But stay away from hairspray and oil!
DO NOT use hairspray on the hair before using irons. “The heat from the plates will heat the alcohol in the hairspray and damage the hair. Even worse, the hair could snap!” warns Tint Creative Hair Salon’s Matthew Sutcliffe. Jason Collier – based at Matthew Curtis Hair in Rosewood London and celebrity stylist who was taught the art of the S bend wave by none other than Ken Paves, Victoria Beckham’s BFF – has another top tip: “Never apply hair oils beforehand. Overloading the hair in products will also result in a crispy, frazzled look.”
Is your hair bleached or over-processed? Think again…
Heat protector sprays and Olaplex-style hair bonders can only do so much, so if you hit the bleach regularly or have very sensitive coloured hair, think very carefully about using irons, and if you must, keep it to a minimum. “It is important to point out that any heat appliances should not be used on overly processed hair as this will cause further damage,” warns Jack Merrick-Thirlway, senior stylist at Neville Hair & Beauty in Knightsbridge.
There’s more than one direction…
We’re betting you’ve been sat in the salon chair impressed as your hairdresser turns the irons this way and that to get a stellar wave that Selena Gomez would kill for… then sobbed while you’ve tried (and failed) to repeat that magic at home. Girl, you just need to know which way to go!
If you’re waving your hair, Shruty Stephenson from Preston’s Scream Hairdressing advises this: “Look into the mirror, on the left-hand side of your hair you turn the iron away from the face, i.e. anti-clockwise, and vice versa on the other side.”

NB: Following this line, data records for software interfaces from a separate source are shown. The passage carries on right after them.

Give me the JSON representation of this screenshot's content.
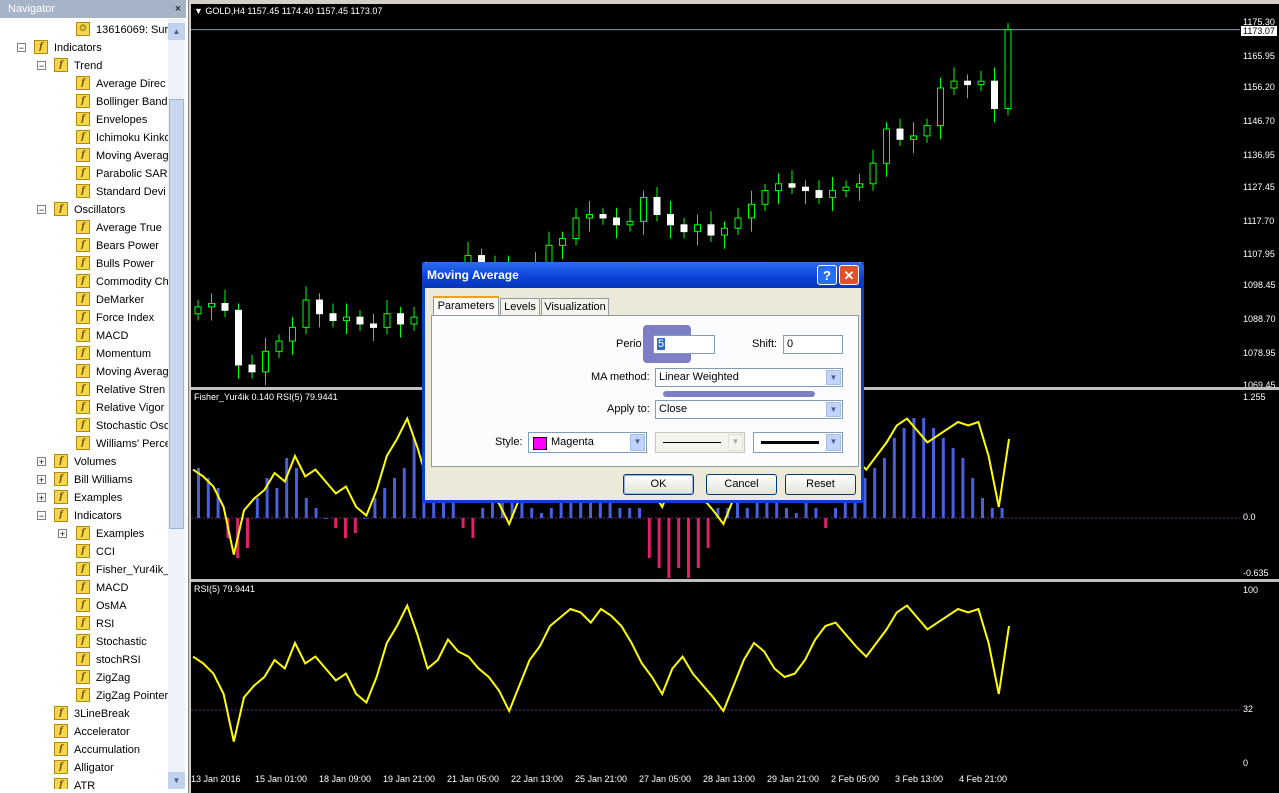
{
  "navigator": {
    "title": "Navigator",
    "close": "×",
    "items": [
      {
        "label": "13616069: Sur",
        "depth": 3,
        "expander": "",
        "icon": "account-icon"
      },
      {
        "label": "Indicators",
        "depth": 1,
        "expander": "−"
      },
      {
        "label": "Trend",
        "depth": 2,
        "expander": "−"
      },
      {
        "label": "Average Direc",
        "depth": 3,
        "expander": ""
      },
      {
        "label": "Bollinger Bands",
        "depth": 3,
        "expander": ""
      },
      {
        "label": "Envelopes",
        "depth": 3,
        "expander": ""
      },
      {
        "label": "Ichimoku Kinko",
        "depth": 3,
        "expander": ""
      },
      {
        "label": "Moving Averag",
        "depth": 3,
        "expander": ""
      },
      {
        "label": "Parabolic SAR",
        "depth": 3,
        "expander": ""
      },
      {
        "label": "Standard Devi",
        "depth": 3,
        "expander": ""
      },
      {
        "label": "Oscillators",
        "depth": 2,
        "expander": "−"
      },
      {
        "label": "Average True",
        "depth": 3,
        "expander": ""
      },
      {
        "label": "Bears Power",
        "depth": 3,
        "expander": ""
      },
      {
        "label": "Bulls Power",
        "depth": 3,
        "expander": ""
      },
      {
        "label": "Commodity Ch",
        "depth": 3,
        "expander": ""
      },
      {
        "label": "DeMarker",
        "depth": 3,
        "expander": ""
      },
      {
        "label": "Force Index",
        "depth": 3,
        "expander": ""
      },
      {
        "label": "MACD",
        "depth": 3,
        "expander": ""
      },
      {
        "label": "Momentum",
        "depth": 3,
        "expander": ""
      },
      {
        "label": "Moving Averag",
        "depth": 3,
        "expander": ""
      },
      {
        "label": "Relative Stren",
        "depth": 3,
        "expander": ""
      },
      {
        "label": "Relative Vigor",
        "depth": 3,
        "expander": ""
      },
      {
        "label": "Stochastic Osc",
        "depth": 3,
        "expander": ""
      },
      {
        "label": "Williams' Perce",
        "depth": 3,
        "expander": ""
      },
      {
        "label": "Volumes",
        "depth": 2,
        "expander": "+"
      },
      {
        "label": "Bill Williams",
        "depth": 2,
        "expander": "+"
      },
      {
        "label": "Examples",
        "depth": 2,
        "expander": "+"
      },
      {
        "label": "Indicators",
        "depth": 2,
        "expander": "−"
      },
      {
        "label": "Examples",
        "depth": 3,
        "expander": "+"
      },
      {
        "label": "CCI",
        "depth": 3,
        "expander": ""
      },
      {
        "label": "Fisher_Yur4ik_",
        "depth": 3,
        "expander": ""
      },
      {
        "label": "MACD",
        "depth": 3,
        "expander": ""
      },
      {
        "label": "OsMA",
        "depth": 3,
        "expander": ""
      },
      {
        "label": "RSI",
        "depth": 3,
        "expander": ""
      },
      {
        "label": "Stochastic",
        "depth": 3,
        "expander": ""
      },
      {
        "label": "stochRSI",
        "depth": 3,
        "expander": ""
      },
      {
        "label": "ZigZag",
        "depth": 3,
        "expander": ""
      },
      {
        "label": "ZigZag Pointer",
        "depth": 3,
        "expander": ""
      },
      {
        "label": "3LineBreak",
        "depth": 2,
        "expander": ""
      },
      {
        "label": "Accelerator",
        "depth": 2,
        "expander": ""
      },
      {
        "label": "Accumulation",
        "depth": 2,
        "expander": ""
      },
      {
        "label": "Alligator",
        "depth": 2,
        "expander": ""
      },
      {
        "label": "ATR",
        "depth": 2,
        "expander": ""
      }
    ]
  },
  "main_chart": {
    "title": "▼ GOLD,H4  1157.45 1174.40 1157.45 1173.07",
    "price_labels": [
      "1175.30",
      "1173.07",
      "1165.95",
      "1156.20",
      "1146.70",
      "1136.95",
      "1127.45",
      "1117.70",
      "1107.95",
      "1098.45",
      "1088.70",
      "1078.95",
      "1069.45"
    ],
    "current_price": "1173.07",
    "candle_color": "#00ff00"
  },
  "fisher_panel": {
    "title": "Fisher_Yur4ik 0.140  RSI(5) 79.9441",
    "labels": [
      "1.255",
      "0.0",
      "-0.635"
    ],
    "up_color": "#4a5ee0",
    "down_color": "#e0206a",
    "line_color": "#ffff00"
  },
  "rsi_panel": {
    "title": "RSI(5) 79.9441",
    "labels": [
      "100",
      "32",
      "0"
    ],
    "line_color": "#ffff00"
  },
  "x_axis": [
    "13 Jan 2016",
    "15 Jan 01:00",
    "18 Jan 09:00",
    "19 Jan 21:00",
    "21 Jan 05:00",
    "22 Jan 13:00",
    "25 Jan 21:00",
    "27 Jan 05:00",
    "28 Jan 13:00",
    "29 Jan 21:00",
    "2 Feb 05:00",
    "3 Feb 13:00",
    "4 Feb 21:00"
  ],
  "chart_data": {
    "type": "line",
    "title": "GOLD,H4",
    "ohlc_header": {
      "open": 1157.45,
      "high": 1174.4,
      "low": 1157.45,
      "close": 1173.07
    },
    "ylim": [
      1069.45,
      1175.3
    ],
    "close_series": [
      1092,
      1093,
      1091,
      1075,
      1073,
      1079,
      1082,
      1086,
      1094,
      1090,
      1088,
      1089,
      1087,
      1086,
      1090,
      1087,
      1089,
      1091,
      1096,
      1102,
      1107,
      1104,
      1103,
      1101,
      1102,
      1105,
      1110,
      1112,
      1118,
      1119,
      1118,
      1116,
      1117,
      1124,
      1119,
      1116,
      1114,
      1116,
      1113,
      1115,
      1118,
      1122,
      1126,
      1128,
      1127,
      1126,
      1124,
      1126,
      1127,
      1128,
      1134,
      1144,
      1141,
      1142,
      1145,
      1156,
      1158,
      1157,
      1158,
      1150,
      1173
    ]
  },
  "dialog": {
    "title": "Moving Average",
    "help": "?",
    "close": "✕",
    "tabs": [
      "Parameters",
      "Levels",
      "Visualization"
    ],
    "period_label": "Perio",
    "period_value": "5",
    "shift_label": "Shift:",
    "shift_value": "0",
    "ma_method_label": "MA method:",
    "ma_method_value": "Linear Weighted",
    "apply_label": "Apply to:",
    "apply_value": "Close",
    "style_label": "Style:",
    "style_color_name": "Magenta",
    "style_color": "#ff00ff",
    "ok": "OK",
    "cancel": "Cancel",
    "reset": "Reset"
  }
}
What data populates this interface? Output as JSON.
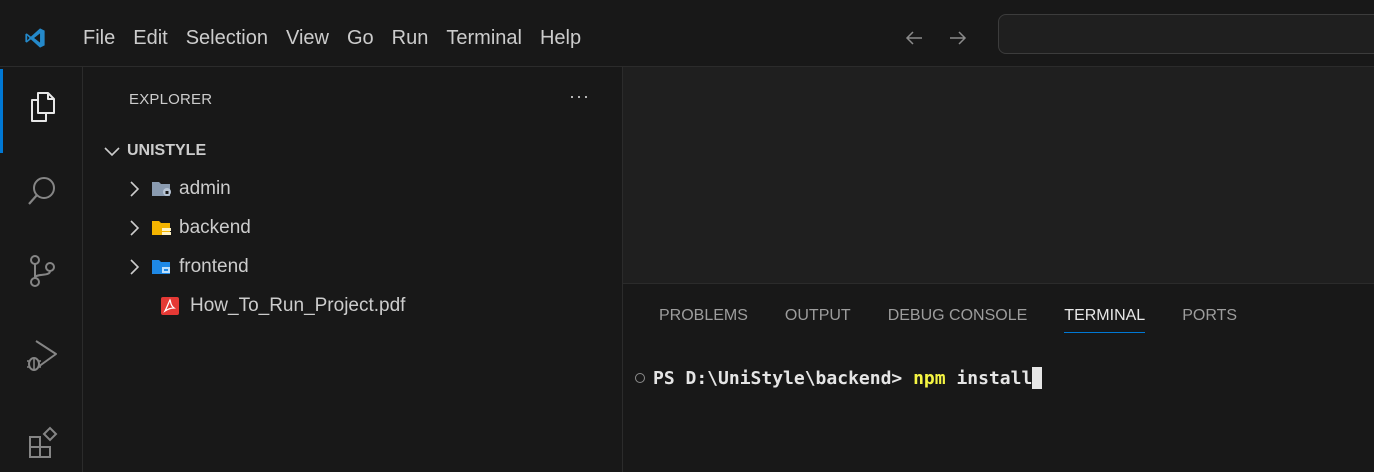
{
  "menubar": {
    "items": [
      "File",
      "Edit",
      "Selection",
      "View",
      "Go",
      "Run",
      "Terminal",
      "Help"
    ]
  },
  "sidebar": {
    "title": "EXPLORER",
    "more_label": "···",
    "root": "UNISTYLE",
    "items": [
      {
        "label": "admin",
        "type": "folder",
        "icon": "admin-folder-icon"
      },
      {
        "label": "backend",
        "type": "folder",
        "icon": "backend-folder-icon"
      },
      {
        "label": "frontend",
        "type": "folder",
        "icon": "frontend-folder-icon"
      },
      {
        "label": "How_To_Run_Project.pdf",
        "type": "file",
        "icon": "pdf-file-icon"
      }
    ]
  },
  "panel": {
    "tabs": [
      "PROBLEMS",
      "OUTPUT",
      "DEBUG CONSOLE",
      "TERMINAL",
      "PORTS"
    ],
    "active_tab": "TERMINAL"
  },
  "terminal": {
    "prompt": "PS D:\\UniStyle\\backend> ",
    "command": "npm",
    "args": " install"
  },
  "colors": {
    "accent": "#0078d4",
    "logo": "#2489ca",
    "pdf": "#e53935",
    "folder_backend": "#f4b400",
    "folder_frontend": "#1e88e5",
    "folder_admin": "#8a9bb0",
    "terminal_command": "#f5f543"
  }
}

How curly or wavy you want it all depends on how much you turn the iron, says Lloyd Court for seanhanna salons. “If you’re looking for a softer wave, then only twist the iron around the hair once. If you want a curlier result, twist the iron more. Also, if you’re looking for a flatter wave, you should pull the irons towards the floor when twisting. Want a wider wave or curl? Then twist outwards from the head.”
If you want a modern, undone finish to your hair, Charles Worthington Salons’ Katie Allan suggests mixing up your bends. “You need to alternate the directions of your waves, so that some go forward and some go backwards,” she says. “Curls that go backwards always sits nicer in my opinion and frame the face better.”
Want effortless waves? The team at Barrie Stephen in Leicester have a little video for you…
“I feel the need, the need for speed…”
You might think that speed makes no difference to your heat styling. WRONG! “When using straighteners to curl or straighten your hair, slide the plates down the hair in one swift slow movement,” says Joe Hemmings at Bloggs Salons in Bristol. “But when curling, the slower you go, the tighter the curl will be.”
Made a mistake? Stay cool
If your section of hair doesn’t curl the way you want it to, don’t despair – this can be remedied, with a little patience. “Leave it to cool down before having another go,” says Bloggs Salon’s Joe. “Don’t keep going over the same bit, this will just cause unnecessary heat damage.”
Don’t forget the final touch
“Always curving the straighteners under when reaching the ends,” recommends Rachel Valentine for seanhanna salons. “This will smooth down the cuticle, hiding any split ends and making it look super natural.” Now it’s safe to grab the hairspray and set it in place. Hurrah!